The scale, rate, and intensity of humans’ environmental impact has engendered broad discussion about how to find plausible pathways of development that hold the most promise for fostering a better future in the Anthropocene. However, the dominance of dystopian visions of irreversible environmental degradation and societal collapse, along with overly optimistic utopias and business-as-usual scenarios that lack insight and innovation, frustrate progress.
Here, we present a novel approach to thinking about the future that builds on experiences drawn from a diversity of practices, worldviews, values, and regions that could accelerate the adoption of pathways to transformative change (change that goes beyond incremental improvements).
Using an analysis of 100 initiatives, or “seeds of a good Anthropocene”, we find that emphasizing hopeful elements of existing practice offers the opportunity to: (1) understand the values and features that constitute a good Anthropocene, (2) determine the processes that lead to the emergence and growth of initiatives that fundamentally change human–environmental relationships, and (3) generate creative, bottom-up scenarios that feature well-articulated pathways toward a more positive future.
Research news | 2018-11-13
First assessment of planetary boundaries for antibiotic and pesticide resistance shows several are already crossed
Educational news | 2018-11-13

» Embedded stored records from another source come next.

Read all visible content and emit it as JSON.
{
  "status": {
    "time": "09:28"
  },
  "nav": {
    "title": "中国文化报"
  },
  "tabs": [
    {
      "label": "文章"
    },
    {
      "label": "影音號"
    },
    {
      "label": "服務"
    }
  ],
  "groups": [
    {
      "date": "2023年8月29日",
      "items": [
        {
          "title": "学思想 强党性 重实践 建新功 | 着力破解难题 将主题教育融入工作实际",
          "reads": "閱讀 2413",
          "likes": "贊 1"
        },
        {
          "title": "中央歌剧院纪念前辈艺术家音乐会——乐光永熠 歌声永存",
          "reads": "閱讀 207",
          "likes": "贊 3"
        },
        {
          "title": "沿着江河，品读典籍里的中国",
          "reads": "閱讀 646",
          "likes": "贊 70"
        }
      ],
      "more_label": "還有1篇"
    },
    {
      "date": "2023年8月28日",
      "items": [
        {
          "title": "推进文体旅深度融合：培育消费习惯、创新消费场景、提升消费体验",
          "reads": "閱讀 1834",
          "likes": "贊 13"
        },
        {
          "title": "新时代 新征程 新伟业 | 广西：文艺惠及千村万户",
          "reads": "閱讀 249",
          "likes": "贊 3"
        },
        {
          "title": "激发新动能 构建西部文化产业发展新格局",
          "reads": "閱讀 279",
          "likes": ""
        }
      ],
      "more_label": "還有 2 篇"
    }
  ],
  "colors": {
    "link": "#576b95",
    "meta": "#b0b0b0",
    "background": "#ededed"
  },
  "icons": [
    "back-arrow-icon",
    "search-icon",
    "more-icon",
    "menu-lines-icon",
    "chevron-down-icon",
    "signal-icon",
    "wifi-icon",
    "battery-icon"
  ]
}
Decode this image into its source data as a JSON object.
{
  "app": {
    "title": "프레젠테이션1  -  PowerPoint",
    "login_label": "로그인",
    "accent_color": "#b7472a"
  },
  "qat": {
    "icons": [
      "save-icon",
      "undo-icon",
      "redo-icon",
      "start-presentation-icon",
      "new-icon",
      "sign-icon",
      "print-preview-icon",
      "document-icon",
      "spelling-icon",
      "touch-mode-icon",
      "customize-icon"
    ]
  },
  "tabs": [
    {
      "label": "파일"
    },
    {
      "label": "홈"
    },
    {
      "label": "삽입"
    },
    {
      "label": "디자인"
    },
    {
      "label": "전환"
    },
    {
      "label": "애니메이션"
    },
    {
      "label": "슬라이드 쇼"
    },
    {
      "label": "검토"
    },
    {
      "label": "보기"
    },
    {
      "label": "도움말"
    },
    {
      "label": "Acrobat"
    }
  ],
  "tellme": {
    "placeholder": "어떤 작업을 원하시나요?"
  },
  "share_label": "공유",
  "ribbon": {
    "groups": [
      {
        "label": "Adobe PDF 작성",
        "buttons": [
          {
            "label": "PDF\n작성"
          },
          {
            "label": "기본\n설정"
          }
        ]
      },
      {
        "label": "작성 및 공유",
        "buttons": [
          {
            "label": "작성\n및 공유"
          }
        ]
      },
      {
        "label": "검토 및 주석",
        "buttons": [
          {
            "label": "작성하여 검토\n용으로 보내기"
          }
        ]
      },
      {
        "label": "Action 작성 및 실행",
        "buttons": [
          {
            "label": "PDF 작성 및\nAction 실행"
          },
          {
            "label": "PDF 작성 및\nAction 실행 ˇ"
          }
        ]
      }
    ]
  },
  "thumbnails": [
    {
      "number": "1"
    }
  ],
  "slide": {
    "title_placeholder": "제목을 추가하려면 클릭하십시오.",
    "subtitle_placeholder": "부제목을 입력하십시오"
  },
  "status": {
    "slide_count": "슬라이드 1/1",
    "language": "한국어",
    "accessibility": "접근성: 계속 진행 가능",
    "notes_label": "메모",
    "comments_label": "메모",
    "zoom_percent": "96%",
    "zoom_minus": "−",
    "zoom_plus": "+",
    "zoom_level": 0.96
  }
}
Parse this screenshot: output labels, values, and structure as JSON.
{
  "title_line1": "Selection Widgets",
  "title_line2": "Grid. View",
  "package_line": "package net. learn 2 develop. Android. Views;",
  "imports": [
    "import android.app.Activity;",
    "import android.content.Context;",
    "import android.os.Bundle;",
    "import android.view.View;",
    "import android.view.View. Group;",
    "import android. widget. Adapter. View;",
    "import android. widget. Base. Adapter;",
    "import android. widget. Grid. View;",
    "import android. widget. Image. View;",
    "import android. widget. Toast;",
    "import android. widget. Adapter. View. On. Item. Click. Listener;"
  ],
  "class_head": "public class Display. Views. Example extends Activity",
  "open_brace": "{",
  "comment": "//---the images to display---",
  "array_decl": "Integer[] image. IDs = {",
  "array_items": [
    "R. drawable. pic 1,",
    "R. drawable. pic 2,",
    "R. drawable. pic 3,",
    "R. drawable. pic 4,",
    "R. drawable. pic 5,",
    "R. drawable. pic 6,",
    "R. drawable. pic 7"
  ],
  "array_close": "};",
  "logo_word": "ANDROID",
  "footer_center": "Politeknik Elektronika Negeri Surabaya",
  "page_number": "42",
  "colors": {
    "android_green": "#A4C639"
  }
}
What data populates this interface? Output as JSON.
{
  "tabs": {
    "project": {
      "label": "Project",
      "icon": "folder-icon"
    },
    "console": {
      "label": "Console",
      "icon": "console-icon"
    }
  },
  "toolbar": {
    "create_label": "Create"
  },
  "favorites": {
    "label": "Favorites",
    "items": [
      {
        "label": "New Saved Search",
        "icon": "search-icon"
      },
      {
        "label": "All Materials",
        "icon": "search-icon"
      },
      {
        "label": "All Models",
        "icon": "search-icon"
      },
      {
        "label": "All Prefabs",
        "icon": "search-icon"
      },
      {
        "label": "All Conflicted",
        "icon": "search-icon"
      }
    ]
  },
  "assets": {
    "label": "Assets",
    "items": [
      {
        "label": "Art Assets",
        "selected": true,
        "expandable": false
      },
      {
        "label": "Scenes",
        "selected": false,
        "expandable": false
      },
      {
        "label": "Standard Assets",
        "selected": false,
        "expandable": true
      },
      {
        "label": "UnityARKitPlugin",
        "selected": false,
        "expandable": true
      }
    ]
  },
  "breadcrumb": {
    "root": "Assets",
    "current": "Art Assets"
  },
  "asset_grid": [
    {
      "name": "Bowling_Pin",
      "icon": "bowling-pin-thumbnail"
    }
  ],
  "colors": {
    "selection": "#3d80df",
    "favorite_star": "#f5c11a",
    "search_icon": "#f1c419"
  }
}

Centre partners with other insitutions at Stockholm University to host a PhD/postdoc course in global and environmental governace
Research news | 2018-11-09
The perception of cognition and other related terms easily get misunderstood in scientific processes, leading to frustration, communication breakdown and a collaboration impasse
Research news | 2018-11-08
The fourth in a series of seven "deep dives" looking into the connections between resilience and development
Research news | 2018-11-07
A handful of international investors linked to economic activities may influence the stability of some of the world’s largest forests and hence the global climate
Research news | 2018-11-03
How social-ecological systems research can transform sustainable development to match the challenges of the Anthropocene